## Given data:
################
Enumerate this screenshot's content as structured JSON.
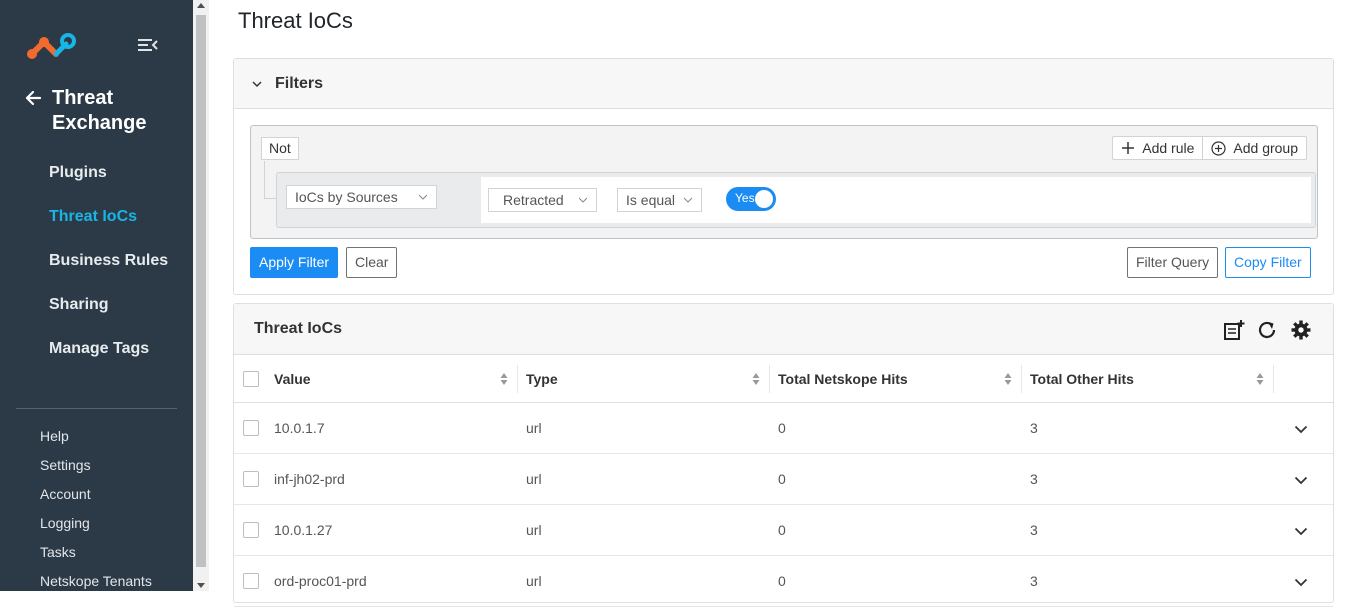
{
  "sidebar": {
    "section_title_line1": "Threat",
    "section_title_line2": "Exchange",
    "nav": [
      {
        "label": "Plugins"
      },
      {
        "label": "Threat IoCs"
      },
      {
        "label": "Business Rules"
      },
      {
        "label": "Sharing"
      },
      {
        "label": "Manage Tags"
      }
    ],
    "active_index": 1,
    "subnav": [
      {
        "label": "Help"
      },
      {
        "label": "Settings"
      },
      {
        "label": "Account"
      },
      {
        "label": "Logging"
      },
      {
        "label": "Tasks"
      },
      {
        "label": "Netskope Tenants"
      }
    ],
    "colors": {
      "background": "#2c3a47",
      "active": "#19b5e6",
      "logo_orange": "#f26a2e",
      "logo_blue": "#19b5e6"
    }
  },
  "page": {
    "title": "Threat IoCs"
  },
  "filters": {
    "title": "Filters",
    "not_label": "Not",
    "add_rule_label": "Add rule",
    "add_group_label": "Add group",
    "rule": {
      "field": "IoCs by Sources",
      "subfield": "Retracted",
      "operator": "Is equal",
      "value_label": "Yes",
      "value_on": true
    },
    "apply_label": "Apply Filter",
    "clear_label": "Clear",
    "filter_query_label": "Filter Query",
    "copy_filter_label": "Copy Filter"
  },
  "table": {
    "title": "Threat IoCs",
    "toolbar_icons": [
      "add-list-icon",
      "refresh-icon",
      "gear-icon"
    ],
    "columns": [
      "Value",
      "Type",
      "Total Netskope Hits",
      "Total Other Hits"
    ],
    "rows": [
      {
        "value": "10.0.1.7",
        "type": "url",
        "netskope_hits": "0",
        "other_hits": "3"
      },
      {
        "value": "inf-jh02-prd",
        "type": "url",
        "netskope_hits": "0",
        "other_hits": "3"
      },
      {
        "value": "10.0.1.27",
        "type": "url",
        "netskope_hits": "0",
        "other_hits": "3"
      },
      {
        "value": "ord-proc01-prd",
        "type": "url",
        "netskope_hits": "0",
        "other_hits": "3"
      }
    ]
  },
  "accent_color": "#1a8cf4"
}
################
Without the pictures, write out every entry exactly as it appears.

Enumerate this screenshot's content as structured JSON.
{
  "sidebar": {
    "section_title_line1": "Threat",
    "section_title_line2": "Exchange",
    "nav": [
      {
        "label": "Plugins"
      },
      {
        "label": "Threat IoCs"
      },
      {
        "label": "Business Rules"
      },
      {
        "label": "Sharing"
      },
      {
        "label": "Manage Tags"
      }
    ],
    "active_index": 1,
    "subnav": [
      {
        "label": "Help"
      },
      {
        "label": "Settings"
      },
      {
        "label": "Account"
      },
      {
        "label": "Logging"
      },
      {
        "label": "Tasks"
      },
      {
        "label": "Netskope Tenants"
      }
    ],
    "colors": {
      "background": "#2c3a47",
      "active": "#19b5e6",
      "logo_orange": "#f26a2e",
      "logo_blue": "#19b5e6"
    }
  },
  "page": {
    "title": "Threat IoCs"
  },
  "filters": {
    "title": "Filters",
    "not_label": "Not",
    "add_rule_label": "Add rule",
    "add_group_label": "Add group",
    "rule": {
      "field": "IoCs by Sources",
      "subfield": "Retracted",
      "operator": "Is equal",
      "value_label": "Yes",
      "value_on": true
    },
    "apply_label": "Apply Filter",
    "clear_label": "Clear",
    "filter_query_label": "Filter Query",
    "copy_filter_label": "Copy Filter"
  },
  "table": {
    "title": "Threat IoCs",
    "toolbar_icons": [
      "add-list-icon",
      "refresh-icon",
      "gear-icon"
    ],
    "columns": [
      "Value",
      "Type",
      "Total Netskope Hits",
      "Total Other Hits"
    ],
    "rows": [
      {
        "value": "10.0.1.7",
        "type": "url",
        "netskope_hits": "0",
        "other_hits": "3"
      },
      {
        "value": "inf-jh02-prd",
        "type": "url",
        "netskope_hits": "0",
        "other_hits": "3"
      },
      {
        "value": "10.0.1.27",
        "type": "url",
        "netskope_hits": "0",
        "other_hits": "3"
      },
      {
        "value": "ord-proc01-prd",
        "type": "url",
        "netskope_hits": "0",
        "other_hits": "3"
      }
    ]
  },
  "accent_color": "#1a8cf4"
}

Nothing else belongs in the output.